  • sudo - Similar to su but uses your own password instead. Lets you configure access in /etc/sudoers.
  • passwd - Change password. Defaults to current account.
  • rsync - Synchronizes files and directories.
  • halt - halt the system
    • halt -p - also shut off the power
  • systemctl - Interface to systemd.
    • systemctl poweroff - Shutdown.
    • systemctl reboot - Reboot.
    • systemctl start service Start a service.
    • systemctl stop service Stop a service.
  • journalctl - Interface to systemd logging.

Piping and redirection

There are a number of little quirks that the shell has that gives it more functionality. Piping takes the stdout of the left program and connects it (i.e. pipes it) into stdin of the right program with the pipe operator.

For example:

  • Count number of words in helloworld.txt
$ cat helloworld.txt 

Redirection directs data in and out of files, i.e.:

  • Redirect stdout to file
$ echo "Hello world" > helloworld.txt
  • Redirect stdout to the end of a file
$ echo "world." >> hello.txt
  • Redirect a file to stdin
$ cat < helloworld.txt

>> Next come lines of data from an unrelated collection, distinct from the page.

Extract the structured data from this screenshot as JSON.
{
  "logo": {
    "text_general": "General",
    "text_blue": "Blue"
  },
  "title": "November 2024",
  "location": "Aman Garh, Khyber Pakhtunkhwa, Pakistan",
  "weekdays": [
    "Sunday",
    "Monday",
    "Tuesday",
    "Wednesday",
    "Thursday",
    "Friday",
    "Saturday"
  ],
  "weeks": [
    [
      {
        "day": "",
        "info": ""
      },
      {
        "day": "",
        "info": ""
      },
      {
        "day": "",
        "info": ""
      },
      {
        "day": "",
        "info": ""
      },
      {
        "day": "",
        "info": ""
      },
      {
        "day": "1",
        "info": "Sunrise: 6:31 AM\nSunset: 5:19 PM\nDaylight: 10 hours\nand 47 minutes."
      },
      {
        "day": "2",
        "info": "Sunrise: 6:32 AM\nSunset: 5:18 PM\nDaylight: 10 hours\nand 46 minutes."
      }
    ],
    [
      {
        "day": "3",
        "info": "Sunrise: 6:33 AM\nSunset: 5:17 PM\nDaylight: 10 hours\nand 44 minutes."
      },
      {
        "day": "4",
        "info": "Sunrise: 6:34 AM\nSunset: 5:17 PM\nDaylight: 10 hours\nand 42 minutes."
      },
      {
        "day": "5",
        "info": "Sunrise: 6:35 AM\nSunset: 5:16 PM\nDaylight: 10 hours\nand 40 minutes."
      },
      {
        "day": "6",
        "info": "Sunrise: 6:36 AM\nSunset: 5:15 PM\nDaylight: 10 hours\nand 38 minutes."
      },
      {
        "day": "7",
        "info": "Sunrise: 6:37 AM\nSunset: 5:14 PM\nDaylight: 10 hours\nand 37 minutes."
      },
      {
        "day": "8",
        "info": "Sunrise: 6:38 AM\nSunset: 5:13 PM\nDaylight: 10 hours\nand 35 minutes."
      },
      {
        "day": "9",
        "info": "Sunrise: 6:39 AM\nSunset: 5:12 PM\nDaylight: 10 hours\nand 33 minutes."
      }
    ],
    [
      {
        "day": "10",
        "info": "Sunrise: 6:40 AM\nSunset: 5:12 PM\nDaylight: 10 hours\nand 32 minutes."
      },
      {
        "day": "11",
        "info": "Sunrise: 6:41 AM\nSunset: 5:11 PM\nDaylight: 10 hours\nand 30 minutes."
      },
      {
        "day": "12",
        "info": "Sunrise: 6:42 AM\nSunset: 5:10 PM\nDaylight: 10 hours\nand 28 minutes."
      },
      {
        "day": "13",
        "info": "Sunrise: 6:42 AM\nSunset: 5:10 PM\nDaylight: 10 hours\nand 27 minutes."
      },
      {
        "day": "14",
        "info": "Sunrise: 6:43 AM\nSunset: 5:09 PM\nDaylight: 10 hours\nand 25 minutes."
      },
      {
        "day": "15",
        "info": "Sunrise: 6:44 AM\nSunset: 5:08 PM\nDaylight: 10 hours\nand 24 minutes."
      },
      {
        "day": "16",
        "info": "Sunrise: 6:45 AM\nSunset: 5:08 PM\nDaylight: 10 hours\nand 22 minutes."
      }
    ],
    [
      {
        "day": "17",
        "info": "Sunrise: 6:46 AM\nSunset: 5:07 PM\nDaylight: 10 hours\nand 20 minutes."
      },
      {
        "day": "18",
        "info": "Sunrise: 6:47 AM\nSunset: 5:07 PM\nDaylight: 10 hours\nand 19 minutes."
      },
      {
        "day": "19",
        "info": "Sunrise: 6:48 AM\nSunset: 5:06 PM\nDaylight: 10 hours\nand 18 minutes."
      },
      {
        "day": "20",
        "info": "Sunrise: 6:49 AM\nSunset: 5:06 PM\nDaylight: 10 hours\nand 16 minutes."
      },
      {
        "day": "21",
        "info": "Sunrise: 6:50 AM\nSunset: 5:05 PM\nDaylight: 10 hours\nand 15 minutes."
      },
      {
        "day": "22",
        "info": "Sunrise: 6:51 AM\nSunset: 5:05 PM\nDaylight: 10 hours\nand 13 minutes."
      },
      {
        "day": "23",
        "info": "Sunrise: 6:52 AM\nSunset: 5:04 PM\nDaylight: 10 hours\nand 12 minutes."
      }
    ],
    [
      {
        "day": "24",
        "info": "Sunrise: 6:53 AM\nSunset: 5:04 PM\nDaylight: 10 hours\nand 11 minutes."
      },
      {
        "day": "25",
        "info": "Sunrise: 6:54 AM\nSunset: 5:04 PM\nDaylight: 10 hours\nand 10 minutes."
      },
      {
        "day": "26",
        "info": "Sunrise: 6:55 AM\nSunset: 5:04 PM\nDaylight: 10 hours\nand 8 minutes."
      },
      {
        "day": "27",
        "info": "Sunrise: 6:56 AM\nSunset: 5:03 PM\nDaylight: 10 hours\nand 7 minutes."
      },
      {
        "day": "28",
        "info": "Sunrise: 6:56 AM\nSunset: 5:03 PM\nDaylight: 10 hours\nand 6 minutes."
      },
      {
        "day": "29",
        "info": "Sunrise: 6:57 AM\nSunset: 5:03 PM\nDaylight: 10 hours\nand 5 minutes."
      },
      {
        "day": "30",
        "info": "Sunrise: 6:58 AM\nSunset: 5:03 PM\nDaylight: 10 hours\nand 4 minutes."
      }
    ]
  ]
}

The kernel is the central nervous system of an operating system. Luckily, Linux is still maintained by Linus Torvalds. Find out about the version, kernel hacking and security on kernel.org.

Useful links regarding command-line

  • Linux Command explains the shell, indispensable to users who want to take full advantage of GNU/Linux distributions.
  • Commandlinefu provides a fun experience while offering a lot of useful command-line gems making it a great site to explore and learn more about the command line.

External links